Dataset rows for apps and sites
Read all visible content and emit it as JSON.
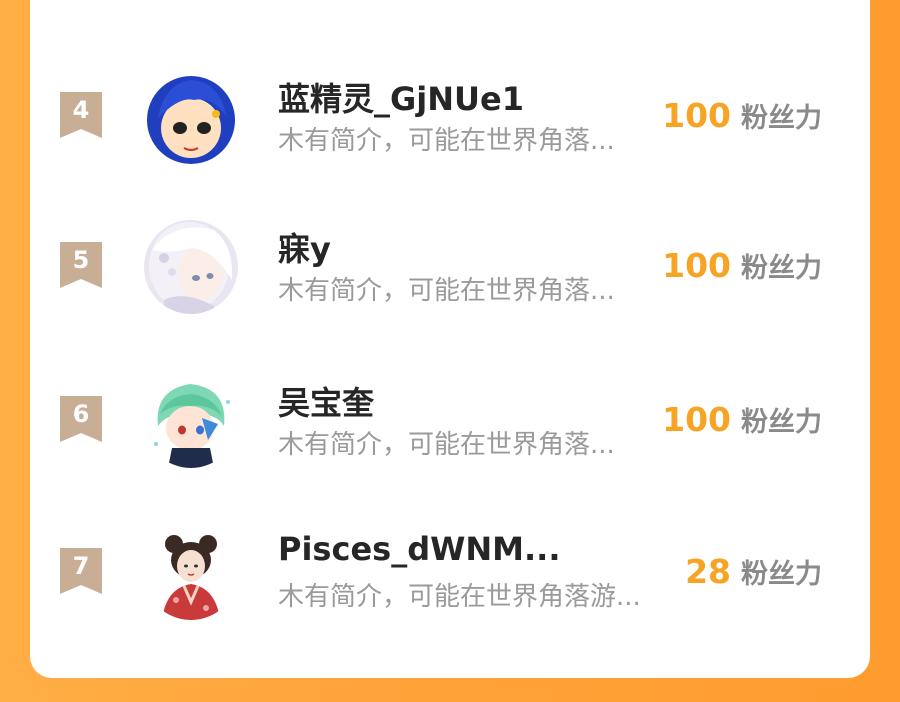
{
  "colors": {
    "background": "#ffa238",
    "card": "#ffffff",
    "score": "#f7a324",
    "rank_badge": "#c9ae96"
  },
  "fans_unit": "粉丝力",
  "rows": [
    {
      "rank": "4",
      "name": "蓝精灵_GjNUe1",
      "bio": "木有简介，可能在世界角落...",
      "score": "100",
      "avatar_icon": "blue-hair-cartoon-avatar-icon"
    },
    {
      "rank": "5",
      "name": "寐y",
      "bio": "木有简介，可能在世界角落...",
      "score": "100",
      "avatar_icon": "white-hair-anime-avatar-icon"
    },
    {
      "rank": "6",
      "name": "吴宝奎",
      "bio": "木有简介，可能在世界角落...",
      "score": "100",
      "avatar_icon": "green-hair-chibi-avatar-icon"
    },
    {
      "rank": "7",
      "name": "Pisces_dWNM...",
      "bio": "木有简介，可能在世界角落游...",
      "score": "28",
      "avatar_icon": "kimono-girl-avatar-icon"
    }
  ]
}
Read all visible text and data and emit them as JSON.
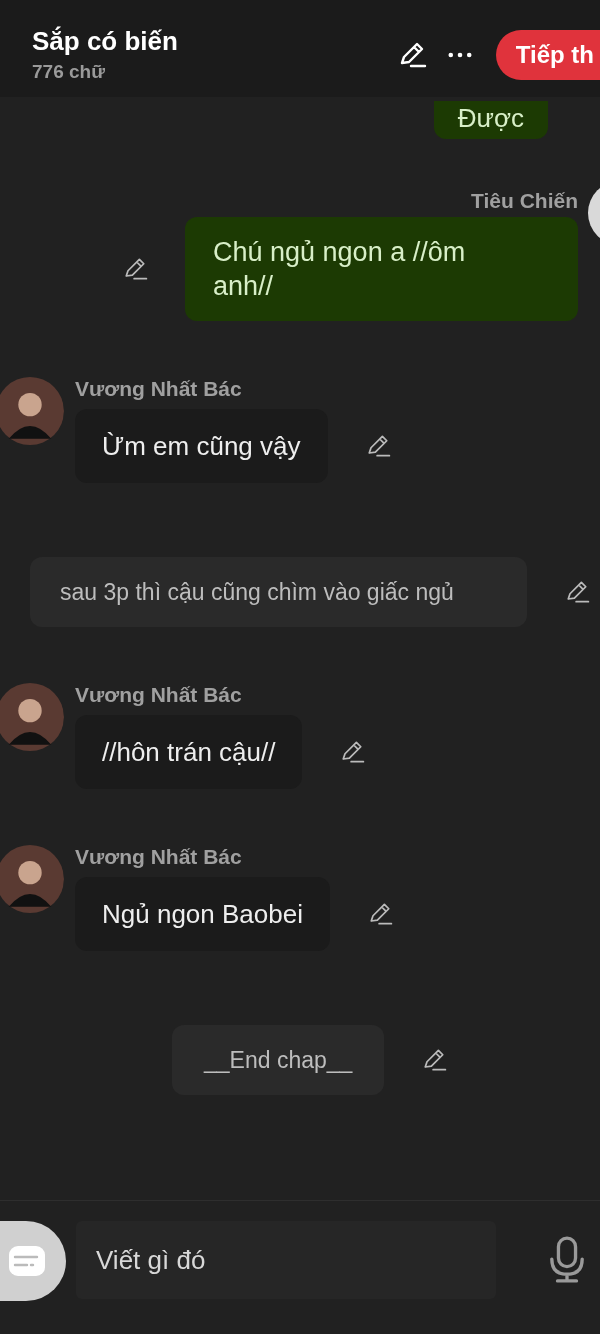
{
  "header": {
    "title": "Sắp có biến",
    "word_count": "776 chữ",
    "next_button": "Tiếp th"
  },
  "messages": [
    {
      "kind": "right",
      "text": "Được",
      "editable": false
    },
    {
      "kind": "right",
      "name": "Tiêu Chiến",
      "text": "Chú ngủ ngon a //ôm anh//",
      "editable": true
    },
    {
      "kind": "left",
      "name": "Vương Nhất Bác",
      "text": "Ừm em cũng vậy",
      "editable": true
    },
    {
      "kind": "narration",
      "text": "sau 3p thì cậu cũng chìm vào giấc ngủ",
      "editable": true
    },
    {
      "kind": "left",
      "name": "Vương Nhất Bác",
      "text": "//hôn trán cậu//",
      "editable": true
    },
    {
      "kind": "left",
      "name": "Vương Nhất Bác",
      "text": "Ngủ ngon Baobei",
      "editable": true
    },
    {
      "kind": "center",
      "text": "__End chap__",
      "editable": true
    }
  ],
  "composer": {
    "placeholder": "Viết gì đó"
  }
}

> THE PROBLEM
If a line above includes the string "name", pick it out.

> YOUR RESPONSE
      "name": "蓝精灵_GjNUe1",
      "name": "寐y",
      "name": "吴宝奎",
      "name": "Pisces_dWNM...",
      "name": "Tiêu Chiến",
      "name": "Vương Nhất Bác",
      "name": "Vương Nhất Bác",
      "name": "Vương Nhất Bác",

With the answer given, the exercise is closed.